Saturday, June 16, 2001

Judge frowns on local jail fee


Inmates who paid might get a refund

By Dan Horn
The Cincinnati Enquirer

        Hamilton County's practice of charging inmates a fee to stay in its jails may be unconstitutional.

        U.S. District Judge S. Arthur Spiegel warned county officials Friday that the “pay to stay” policy may violate the rights of inmates.

        The judge also said the Hamilton County case could challenge the Ohio law that allows similar “pay to stay” policies.

        Judge Spiegel described his ruling as a preliminary finding that could change before he makes a final decision.

        But if the preliminary finding stands, Hamilton County could be forced to refund up to $1 million that has been collected from inmates.

        The judge issued his findings Friday when he denied the county's request to dismiss a lawsuit filed by a former inmate who was forced to pay a fee.

        The judge's decision means the case will proceed to trial, unless the two sides settle out of court.

        The former inmate, Anthony Allen, was arrested last year in Cincinnati after a police officer did a computer check of his license plate and found an outstanding warrant. Mr. Allen was released from jail 12 hours later after police realized the computer entry was wrong.

        But the Bond Hill man never got back the $30 deputies confiscated as his pay to stay fee.

        His lawyer, Robert Newman, filed a class action lawsuit claiming the county policy was unconstitutional. The problem, Mr. Newman said, is that county officials charge the fee before they know whether the inmates are guilty.

        Mr. Newman said Judge Spiegel's ruling suggests the county policy is in trouble.

        “The handwriting is on the wall,” Mr. Newman said. “This system is going to have to go.”

        County lawyers have argued the policy does not penalize the innocent because anyone who is not convicted can get a refund. Mr. Newman said that's not good enough.

        “You can only take money (from an inmate) if they are found guilty,” Mr. Newman said.

        Sheriff Simon Leis, who runs the jails, declined comment. Prosecutor Mike Allen, whose office is defending the sheriff, said the state law allowing pay to stay fees is constitutional.

        Both sides in the case agree it is the first of its kind in Ohio, and possibly in the nation.

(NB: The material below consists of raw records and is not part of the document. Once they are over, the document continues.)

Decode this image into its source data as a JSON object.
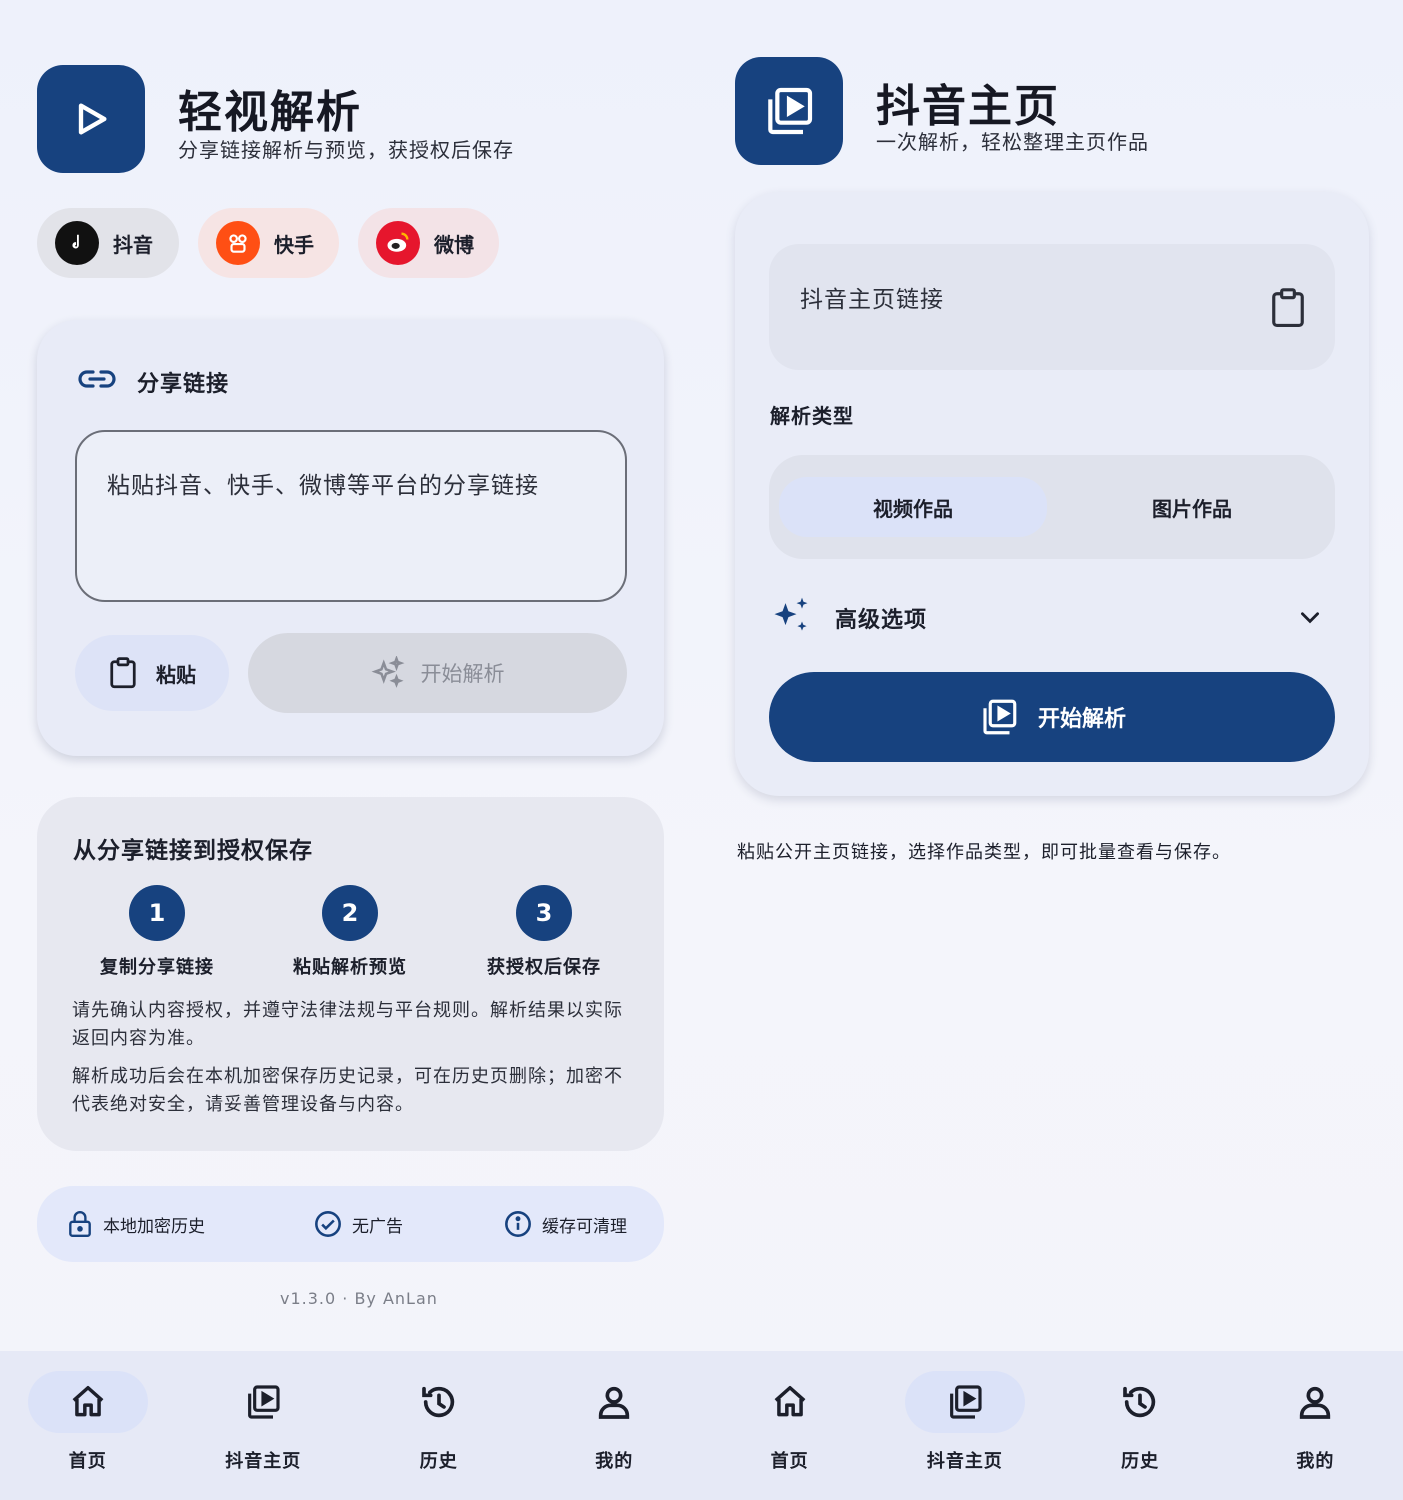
{
  "left": {
    "app": {
      "title": "轻视解析",
      "subtitle": "分享链接解析与预览，获授权后保存"
    },
    "platforms": [
      {
        "label": "抖音",
        "color": "#111111",
        "bg": "#e2e3e9"
      },
      {
        "label": "快手",
        "color": "#ff4f14",
        "bg": "#f6e4e4"
      },
      {
        "label": "微博",
        "color": "#e6162d",
        "bg": "#f3e3e7"
      }
    ],
    "share_card": {
      "title": "分享链接",
      "placeholder": "粘贴抖音、快手、微博等平台的分享链接",
      "paste_label": "粘贴",
      "start_label": "开始解析"
    },
    "steps_card": {
      "title": "从分享链接到授权保存",
      "steps": [
        {
          "num": "1",
          "label": "复制分享链接"
        },
        {
          "num": "2",
          "label": "粘贴解析预览"
        },
        {
          "num": "3",
          "label": "获授权后保存"
        }
      ],
      "para1": "请先确认内容授权，并遵守法律法规与平台规则。解析结果以实际返回内容为准。",
      "para2": "解析成功后会在本机加密保存历史记录，可在历史页删除；加密不代表绝对安全，请妥善管理设备与内容。"
    },
    "features": [
      {
        "icon": "lock-icon",
        "label": "本地加密历史"
      },
      {
        "icon": "check-circle-icon",
        "label": "无广告"
      },
      {
        "icon": "info-icon",
        "label": "缓存可清理"
      }
    ],
    "version": "v1.3.0 · By AnLan"
  },
  "right": {
    "app": {
      "title": "抖音主页",
      "subtitle": "一次解析，轻松整理主页作品"
    },
    "input_label": "抖音主页链接",
    "parse_type_label": "解析类型",
    "parse_types": [
      {
        "label": "视频作品",
        "active": true
      },
      {
        "label": "图片作品",
        "active": false
      }
    ],
    "advanced_label": "高级选项",
    "start_label": "开始解析",
    "note": "粘贴公开主页链接，选择作品类型，即可批量查看与保存。"
  },
  "nav_left": {
    "active": 0,
    "items": [
      {
        "icon": "home-icon",
        "label": "首页"
      },
      {
        "icon": "video-library-icon",
        "label": "抖音主页"
      },
      {
        "icon": "history-icon",
        "label": "历史"
      },
      {
        "icon": "person-icon",
        "label": "我的"
      }
    ]
  },
  "nav_right": {
    "active": 1,
    "items": [
      {
        "icon": "home-icon",
        "label": "首页"
      },
      {
        "icon": "video-library-icon",
        "label": "抖音主页"
      },
      {
        "icon": "history-icon",
        "label": "历史"
      },
      {
        "icon": "person-icon",
        "label": "我的"
      }
    ]
  },
  "colors": {
    "brand": "#17427f",
    "background": "#eef1fb",
    "card": "#e8ebf7"
  }
}
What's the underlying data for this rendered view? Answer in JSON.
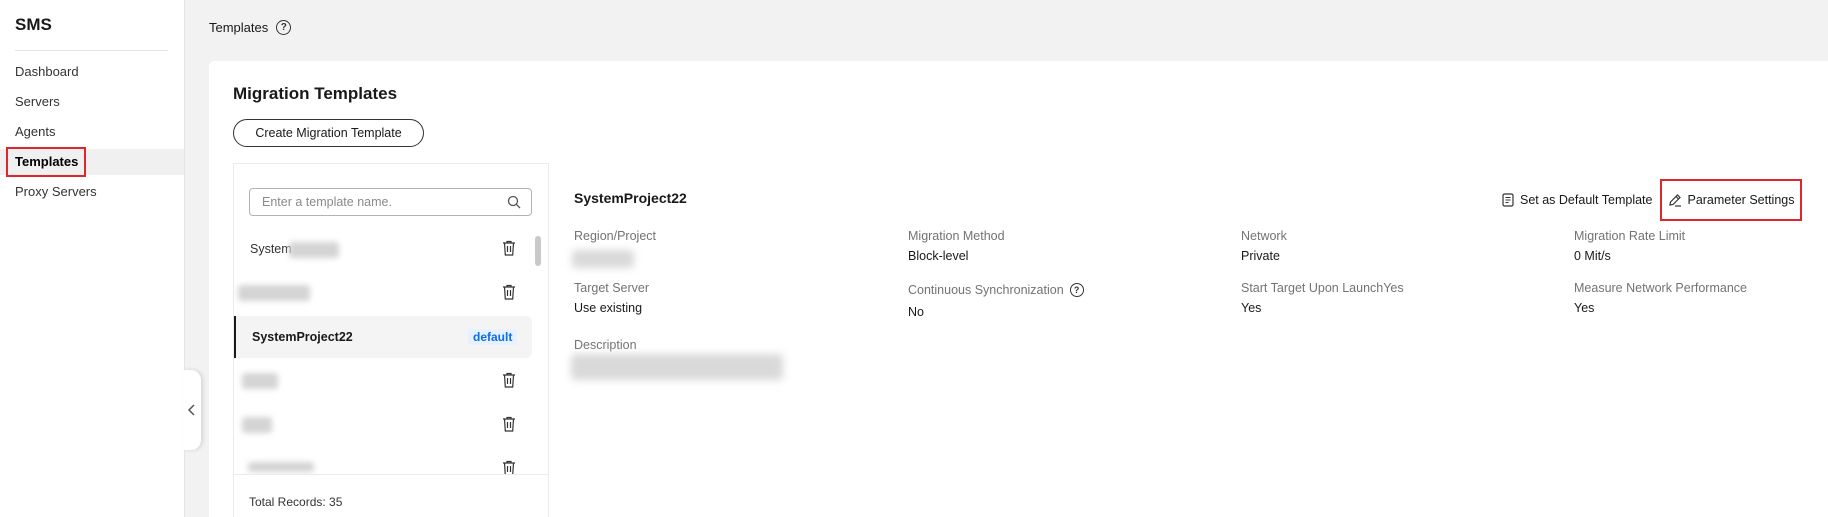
{
  "sidebar": {
    "brand": "SMS",
    "items": [
      {
        "label": "Dashboard"
      },
      {
        "label": "Servers"
      },
      {
        "label": "Agents"
      },
      {
        "label": "Templates"
      },
      {
        "label": "Proxy Servers"
      }
    ],
    "active_item": "Templates"
  },
  "header": {
    "title": "Templates",
    "help_glyph": "?"
  },
  "main": {
    "title": "Migration Templates",
    "create_button": "Create Migration Template",
    "search": {
      "placeholder": "Enter a template name.",
      "value": ""
    },
    "templates": [
      {
        "name": "System",
        "default": false
      },
      {
        "name": "",
        "default": false
      },
      {
        "name": "SystemProject22",
        "default": true
      },
      {
        "name": "",
        "default": false
      },
      {
        "name": "",
        "default": false
      },
      {
        "name": "",
        "default": false
      }
    ],
    "default_badge": "default",
    "total_records": "Total Records: 35"
  },
  "detail": {
    "title": "SystemProject22",
    "actions": {
      "set_default": "Set as Default Template",
      "parameter_settings": "Parameter Settings"
    },
    "fields": {
      "region_project": {
        "label": "Region/Project",
        "value": ""
      },
      "migration_method": {
        "label": "Migration Method",
        "value": "Block-level"
      },
      "network": {
        "label": "Network",
        "value": "Private"
      },
      "migration_rate_limit": {
        "label": "Migration Rate Limit",
        "value": "0 Mit/s"
      },
      "target_server": {
        "label": "Target Server",
        "value": "Use existing"
      },
      "continuous_sync": {
        "label": "Continuous Synchronization",
        "value": "No"
      },
      "start_target": {
        "label": "Start Target Upon LaunchYes",
        "value": "Yes"
      },
      "measure_network": {
        "label": "Measure Network Performance",
        "value": "Yes"
      },
      "description": {
        "label": "Description",
        "value": ""
      }
    }
  },
  "colors": {
    "highlight": "#e0262d",
    "badge_text": "#0a6fe6",
    "badge_bg": "#e8f1ff"
  }
}
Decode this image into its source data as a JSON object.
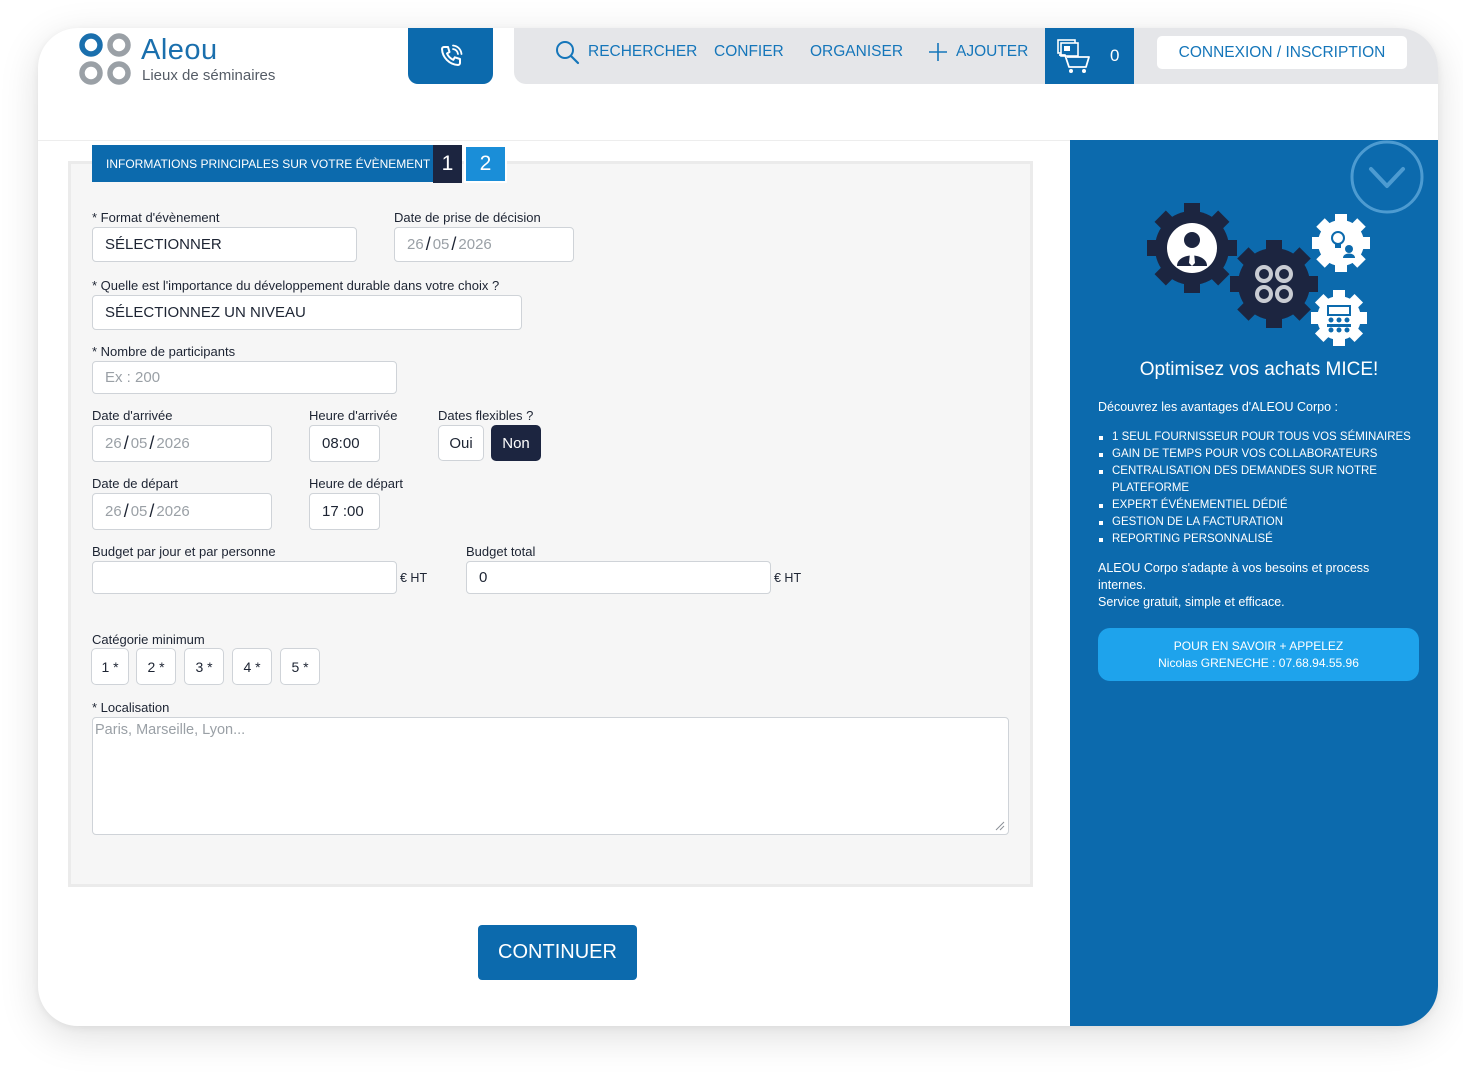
{
  "brand": {
    "name": "Aleou",
    "tagline": "Lieux de séminaires"
  },
  "nav": {
    "search": "RECHERCHER",
    "entrust": "CONFIER",
    "organize": "ORGANISER",
    "add": "AJOUTER",
    "cart_count": "0",
    "login": "CONNEXION / INSCRIPTION"
  },
  "form": {
    "step_title": "INFORMATIONS PRINCIPALES SUR VOTRE ÉVÈNEMENT",
    "steps": [
      "1",
      "2"
    ],
    "format_label": "* Format d'évènement",
    "format_value": "SÉLECTIONNER",
    "decision_label": "Date de prise de décision",
    "decision_date": {
      "day": "26",
      "month": "05",
      "year": "2026"
    },
    "sustain_label": "* Quelle est l'importance du développement durable dans votre choix ?",
    "sustain_value": "SÉLECTIONNEZ UN NIVEAU",
    "participants_label": "* Nombre de participants",
    "participants_placeholder": "Ex : 200",
    "arrival_date_label": "Date d'arrivée",
    "arrival_date": {
      "day": "26",
      "month": "05",
      "year": "2026"
    },
    "arrival_time_label": "Heure d'arrivée",
    "arrival_time": "08:00",
    "flexible_label": "Dates flexibles ?",
    "flexible_yes": "Oui",
    "flexible_no": "Non",
    "departure_date_label": "Date de départ",
    "departure_date": {
      "day": "26",
      "month": "05",
      "year": "2026"
    },
    "departure_time_label": "Heure de départ",
    "departure_time": "17 :00",
    "budget_day_label": "Budget par jour et par personne",
    "budget_day_value": "",
    "budget_total_label": "Budget total",
    "budget_total_value": "0",
    "currency_unit": "€ HT",
    "category_label": "Catégorie minimum",
    "categories": [
      "1 *",
      "2 *",
      "3 *",
      "4 *",
      "5 *"
    ],
    "location_label": "* Localisation",
    "location_placeholder": "Paris, Marseille, Lyon...",
    "continue": "CONTINUER"
  },
  "sidebar": {
    "title": "Optimisez vos achats MICE!",
    "intro": "Découvrez les avantages d'ALEOU Corpo :",
    "benefits": [
      "1 SEUL FOURNISSEUR POUR TOUS VOS SÉMINAIRES",
      "GAIN DE TEMPS POUR VOS COLLABORATEURS",
      "CENTRALISATION DES DEMANDES SUR NOTRE PLATEFORME",
      "EXPERT ÉVÉNEMENTIEL DÉDIÉ",
      "GESTION DE LA FACTURATION",
      "REPORTING PERSONNALISÉ"
    ],
    "desc_line1": "ALEOU Corpo s'adapte à vos besoins et process internes.",
    "desc_line2": "Service gratuit, simple et efficace.",
    "cta_line1": "POUR EN SAVOIR + APPELEZ",
    "cta_line2": "Nicolas GRENECHE : 07.68.94.55.96"
  },
  "icons": {
    "phone": "phone-icon",
    "search": "search-icon",
    "add": "plus-icon",
    "cart": "cart-icon",
    "collapse": "chevron-down-icon",
    "illustration": "gears-illustration"
  },
  "colors": {
    "primary": "#0c6aad",
    "dark": "#1c2540",
    "link": "#1576ba",
    "cta": "#1ea3ec",
    "nav_bg": "#e5e6e9"
  }
}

        Dozens of cities and counties levy similar fees.

       



Speedway spectacle should set record
N.Ky. leaders pitch $43M arena for NKU
Former president of XU 'did wonders'
- Judge frowns on local jail fee
Schools ready for new U.S. law
Aquarium is reeling in visitors
Dirtiest job lies ahead at Fernald
Nuclear talent getting scarcer
6 minutes a day to better police
Local Jews going to Israel while others cancel trips
Officers break up a cocaine drug ring
Booth says cultural audits can wait
Center fights to keep funding
Court to decide funding fate
Gathering offers blast from the past
In Lakota, students putting the squeeze on the district
Kentucky News Briefs
Lawmakers told of area's boom
Ministry says creek will be clean
Post-riot legal bills for city hit $270,000
Presbyterians may end gay ban
Sidewalk tax gets nixed
Taft: Keep tuition hike low
Taft urges healthy lifestyles
Weed is nettlesome in Ky.
Enquirer reporter receives top honor
Tristate A.M. Report